Improving birth outcomes not only enhances the lives of babies, mothers, and their families, but also can yield substantial savings, particularly to publicly financed programs such as Medicaid, which covers 53 percent of all Texas births.
Reduce Maternal Deaths by Targeting Causes Senate Bill 1929, April 12, 2017
Teen Mothers Should Have Access to ContraceptionHouse Bill 1373, March 29, 2017
Complications-Report Requirement Would Invade Patient-Physician RelationshipHouse Bill 2962, March 29, 2017
More TMA Testimonies
The Texas Department of State Health Services' Maternal Mortality and Morbidity Task Force is attempting to find out why Texas' maternal mortality rate is on the rise.
More on This Disturbing Trend
The CDC is getting a better indication of just how many pregnant women in the United States and its territories have Zika virus.
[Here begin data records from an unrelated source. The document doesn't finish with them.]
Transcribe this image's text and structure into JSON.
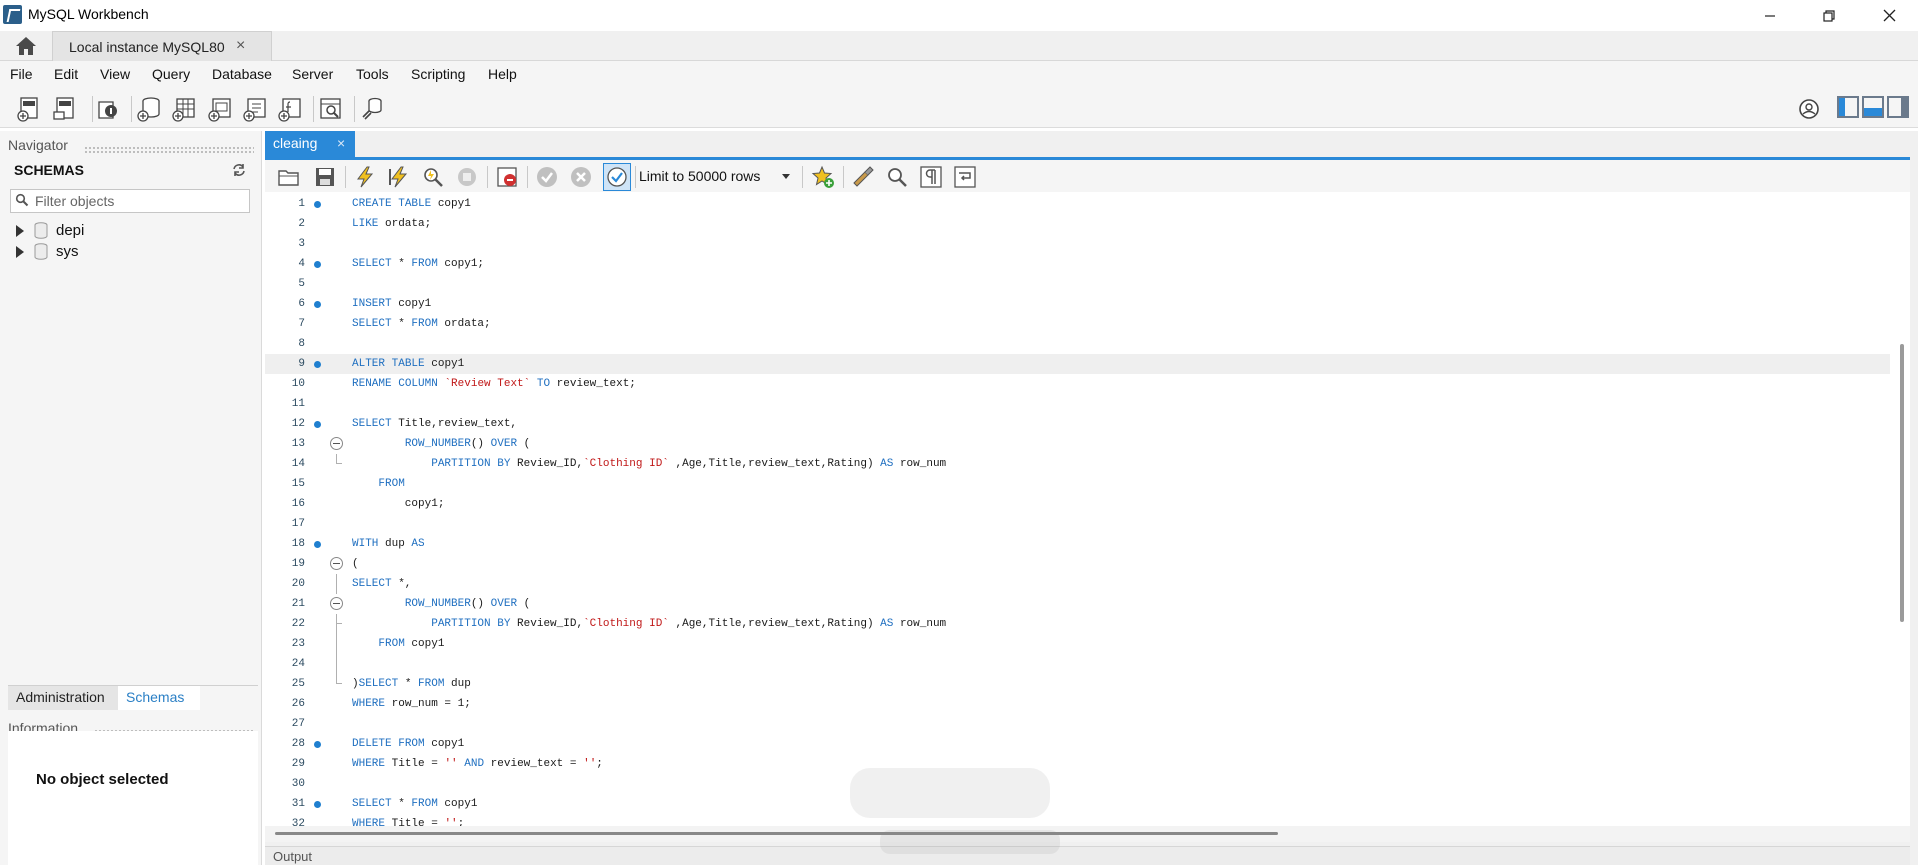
{
  "window": {
    "title": "MySQL Workbench"
  },
  "connection_tab": {
    "label": "Local instance MySQL80",
    "close": "×"
  },
  "menu": {
    "items": [
      "File",
      "Edit",
      "View",
      "Query",
      "Database",
      "Server",
      "Tools",
      "Scripting",
      "Help"
    ]
  },
  "navigator": {
    "header": "Navigator",
    "schemas_title": "SCHEMAS",
    "filter_placeholder": "Filter objects",
    "schemas": [
      "depi",
      "sys"
    ],
    "tabs": [
      "Administration",
      "Schemas"
    ],
    "info_header": "Information",
    "info_text": "No object selected"
  },
  "editor": {
    "tab": {
      "label": "cleaing",
      "close": "×"
    },
    "limit_label": "Limit to 50000 rows",
    "current_line": 9,
    "lines": [
      {
        "n": "1",
        "code": "CREATE TABLE copy1",
        "bp": true
      },
      {
        "n": "2",
        "code": "LIKE ordata;"
      },
      {
        "n": "3",
        "code": ""
      },
      {
        "n": "4",
        "code": "SELECT * FROM copy1;",
        "bp": true
      },
      {
        "n": "5",
        "code": ""
      },
      {
        "n": "6",
        "code": "INSERT copy1",
        "bp": true
      },
      {
        "n": "7",
        "code": "SELECT * FROM ordata;"
      },
      {
        "n": "8",
        "code": ""
      },
      {
        "n": "9",
        "code": "ALTER TABLE copy1",
        "bp": true
      },
      {
        "n": "10",
        "code": "RENAME COLUMN `Review Text` TO review_text;"
      },
      {
        "n": "11",
        "code": ""
      },
      {
        "n": "12",
        "code": "SELECT Title,review_text,",
        "bp": true
      },
      {
        "n": "13",
        "code": "        ROW_NUMBER() OVER (",
        "fold": "start"
      },
      {
        "n": "14",
        "code": "            PARTITION BY Review_ID,`Clothing ID` ,Age,Title,review_text,Rating) AS row_num",
        "fold": "end"
      },
      {
        "n": "15",
        "code": "    FROM"
      },
      {
        "n": "16",
        "code": "        copy1;"
      },
      {
        "n": "17",
        "code": ""
      },
      {
        "n": "18",
        "code": "WITH dup AS",
        "bp": true
      },
      {
        "n": "19",
        "code": "(",
        "fold": "start"
      },
      {
        "n": "20",
        "code": "SELECT *,",
        "fold": "mid"
      },
      {
        "n": "21",
        "code": "        ROW_NUMBER() OVER (",
        "fold": "start"
      },
      {
        "n": "22",
        "code": "            PARTITION BY Review_ID,`Clothing ID` ,Age,Title,review_text,Rating) AS row_num",
        "fold": "inner-end"
      },
      {
        "n": "23",
        "code": "    FROM copy1",
        "fold": "mid"
      },
      {
        "n": "24",
        "code": "",
        "fold": "mid"
      },
      {
        "n": "25",
        "code": ")SELECT * FROM dup",
        "fold": "end"
      },
      {
        "n": "26",
        "code": "WHERE row_num = 1;"
      },
      {
        "n": "27",
        "code": ""
      },
      {
        "n": "28",
        "code": "DELETE FROM copy1",
        "bp": true
      },
      {
        "n": "29",
        "code": "WHERE Title = '' AND review_text = '';"
      },
      {
        "n": "30",
        "code": ""
      },
      {
        "n": "31",
        "code": "SELECT * FROM copy1",
        "bp": true
      },
      {
        "n": "32",
        "code": "WHERE Title = '';"
      }
    ]
  },
  "output_label": "Output",
  "colors": {
    "accent": "#2a89d8",
    "keyword": "#1f6fc0",
    "string": "#c01818",
    "breakpoint": "#1f7fcf"
  },
  "icons": [
    "home-icon",
    "new-sql-tab-icon",
    "open-sql-script-icon",
    "inspector-icon",
    "create-schema-icon",
    "create-table-icon",
    "create-view-icon",
    "create-procedure-icon",
    "create-function-icon",
    "search-table-data-icon",
    "reconnect-icon",
    "folder-open-icon",
    "save-icon",
    "execute-icon",
    "execute-statement-icon",
    "explain-icon",
    "stop-icon",
    "toggle-error-stop-icon",
    "commit-icon",
    "rollback-icon",
    "autocommit-icon",
    "bookmark-icon",
    "beautify-icon",
    "find-icon",
    "invisible-chars-icon",
    "word-wrap-icon",
    "refresh-icon",
    "search-icon",
    "database-icon",
    "close-icon",
    "minimize-icon",
    "maximize-icon"
  ]
}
CDC established the National Zika Pregnancy Registry and is collaborating with state and local health departments to collect information about pregnancy and infant outcomes in women with laboratory evidence of Zika.
TMA's Committee on Reproductive, Women's, and Perinatal Health has submitted two comment letters to the Texas Department of State Health Services (DSHS) concerning DSHS’ plans for some women’s health services.
The most common form of diabetes found in pregnant women is more prevalent than experts once thought, according to a new Medicaid report.
Read recent letters and testimonies on women’s health in Texas, presented by TMA physician leaders at the state capitol.
You can help make long-acting reversible contraceptives (LARCs) available to all Texas women with the help of a new toolkit developed by the Texas Health and Human Services Commission in conjunction with the Texas Department of State Health Services and the Texas district of the American Congress of Obstetricians and Gynecologist.
Got Women's Health questions? Call the Knowledge Center.